_Exercise material_
::::::::
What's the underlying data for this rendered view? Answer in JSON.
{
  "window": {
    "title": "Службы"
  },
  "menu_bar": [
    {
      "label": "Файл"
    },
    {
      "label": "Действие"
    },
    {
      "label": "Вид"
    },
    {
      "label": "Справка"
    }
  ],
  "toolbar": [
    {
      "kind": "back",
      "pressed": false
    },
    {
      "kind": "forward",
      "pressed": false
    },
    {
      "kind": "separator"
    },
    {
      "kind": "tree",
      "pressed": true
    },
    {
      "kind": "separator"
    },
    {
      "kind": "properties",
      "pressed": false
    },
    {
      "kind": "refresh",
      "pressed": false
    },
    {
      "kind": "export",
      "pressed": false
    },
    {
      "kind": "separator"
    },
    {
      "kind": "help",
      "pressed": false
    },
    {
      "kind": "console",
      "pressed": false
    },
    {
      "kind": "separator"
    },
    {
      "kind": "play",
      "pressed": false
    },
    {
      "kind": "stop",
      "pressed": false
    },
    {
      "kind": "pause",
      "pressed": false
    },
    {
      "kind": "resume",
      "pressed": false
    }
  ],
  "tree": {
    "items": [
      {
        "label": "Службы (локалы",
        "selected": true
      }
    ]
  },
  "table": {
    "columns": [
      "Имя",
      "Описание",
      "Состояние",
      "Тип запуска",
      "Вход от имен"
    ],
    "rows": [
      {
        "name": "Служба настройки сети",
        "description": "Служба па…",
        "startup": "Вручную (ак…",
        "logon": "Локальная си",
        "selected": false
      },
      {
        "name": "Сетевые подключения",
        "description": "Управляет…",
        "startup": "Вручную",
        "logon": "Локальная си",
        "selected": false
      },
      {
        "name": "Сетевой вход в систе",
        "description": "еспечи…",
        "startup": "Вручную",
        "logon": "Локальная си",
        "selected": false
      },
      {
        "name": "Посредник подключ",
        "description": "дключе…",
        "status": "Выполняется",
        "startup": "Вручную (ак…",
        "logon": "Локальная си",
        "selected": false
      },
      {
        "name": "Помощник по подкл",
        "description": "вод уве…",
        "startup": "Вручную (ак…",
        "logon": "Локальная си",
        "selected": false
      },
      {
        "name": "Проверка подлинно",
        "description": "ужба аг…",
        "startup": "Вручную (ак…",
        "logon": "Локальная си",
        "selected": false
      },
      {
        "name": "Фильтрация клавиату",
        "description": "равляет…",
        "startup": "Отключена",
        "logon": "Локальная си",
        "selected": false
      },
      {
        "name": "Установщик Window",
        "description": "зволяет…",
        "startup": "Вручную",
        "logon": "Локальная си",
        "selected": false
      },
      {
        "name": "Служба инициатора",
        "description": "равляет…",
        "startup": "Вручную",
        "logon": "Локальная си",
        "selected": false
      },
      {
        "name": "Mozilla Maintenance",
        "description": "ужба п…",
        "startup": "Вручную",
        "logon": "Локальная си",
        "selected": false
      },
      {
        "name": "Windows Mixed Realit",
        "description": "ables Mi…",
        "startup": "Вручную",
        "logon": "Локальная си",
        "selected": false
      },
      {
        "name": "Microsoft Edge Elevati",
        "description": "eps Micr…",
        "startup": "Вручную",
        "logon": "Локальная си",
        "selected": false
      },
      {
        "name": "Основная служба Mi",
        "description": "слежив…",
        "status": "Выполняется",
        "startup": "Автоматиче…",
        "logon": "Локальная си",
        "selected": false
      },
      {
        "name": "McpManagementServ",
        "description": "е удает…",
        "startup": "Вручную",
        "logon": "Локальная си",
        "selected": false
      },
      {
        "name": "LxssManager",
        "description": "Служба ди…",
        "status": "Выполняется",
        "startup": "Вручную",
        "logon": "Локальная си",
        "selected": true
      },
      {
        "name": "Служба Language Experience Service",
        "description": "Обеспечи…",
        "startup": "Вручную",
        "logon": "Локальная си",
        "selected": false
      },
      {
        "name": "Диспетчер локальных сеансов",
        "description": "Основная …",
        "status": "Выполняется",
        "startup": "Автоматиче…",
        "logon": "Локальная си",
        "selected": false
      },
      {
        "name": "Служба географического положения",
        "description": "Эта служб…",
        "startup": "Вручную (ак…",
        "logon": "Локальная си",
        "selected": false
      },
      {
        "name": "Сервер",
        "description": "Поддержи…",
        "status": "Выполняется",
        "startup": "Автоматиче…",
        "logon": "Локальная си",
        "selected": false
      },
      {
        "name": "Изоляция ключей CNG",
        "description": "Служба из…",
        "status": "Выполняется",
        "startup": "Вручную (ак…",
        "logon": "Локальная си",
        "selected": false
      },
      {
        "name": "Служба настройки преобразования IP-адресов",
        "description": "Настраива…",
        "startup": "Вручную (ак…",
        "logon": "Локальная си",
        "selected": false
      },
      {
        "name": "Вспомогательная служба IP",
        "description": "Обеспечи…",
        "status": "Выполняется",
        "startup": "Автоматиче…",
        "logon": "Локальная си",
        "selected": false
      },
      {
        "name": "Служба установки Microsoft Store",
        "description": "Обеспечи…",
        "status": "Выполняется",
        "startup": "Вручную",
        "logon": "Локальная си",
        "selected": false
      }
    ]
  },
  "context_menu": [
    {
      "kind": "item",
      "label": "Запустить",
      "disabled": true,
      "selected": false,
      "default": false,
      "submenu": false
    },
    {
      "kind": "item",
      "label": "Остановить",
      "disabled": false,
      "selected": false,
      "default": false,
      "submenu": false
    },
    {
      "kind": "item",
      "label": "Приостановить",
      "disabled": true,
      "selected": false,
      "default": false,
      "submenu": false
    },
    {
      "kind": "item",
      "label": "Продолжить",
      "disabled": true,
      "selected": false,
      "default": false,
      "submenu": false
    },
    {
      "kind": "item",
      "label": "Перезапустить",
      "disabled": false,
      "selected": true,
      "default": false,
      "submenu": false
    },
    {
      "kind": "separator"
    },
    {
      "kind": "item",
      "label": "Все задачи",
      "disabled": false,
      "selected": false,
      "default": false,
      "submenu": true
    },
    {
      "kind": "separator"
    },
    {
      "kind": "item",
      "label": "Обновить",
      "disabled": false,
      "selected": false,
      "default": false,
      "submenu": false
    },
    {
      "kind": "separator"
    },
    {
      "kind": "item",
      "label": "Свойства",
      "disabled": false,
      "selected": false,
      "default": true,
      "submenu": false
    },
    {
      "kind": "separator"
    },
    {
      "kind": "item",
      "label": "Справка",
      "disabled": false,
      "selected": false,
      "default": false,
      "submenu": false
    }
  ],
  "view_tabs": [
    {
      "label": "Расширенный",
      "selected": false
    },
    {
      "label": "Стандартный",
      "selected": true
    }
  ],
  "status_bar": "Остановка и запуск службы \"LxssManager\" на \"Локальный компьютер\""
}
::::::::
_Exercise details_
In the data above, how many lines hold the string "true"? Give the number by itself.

_Written solution_
10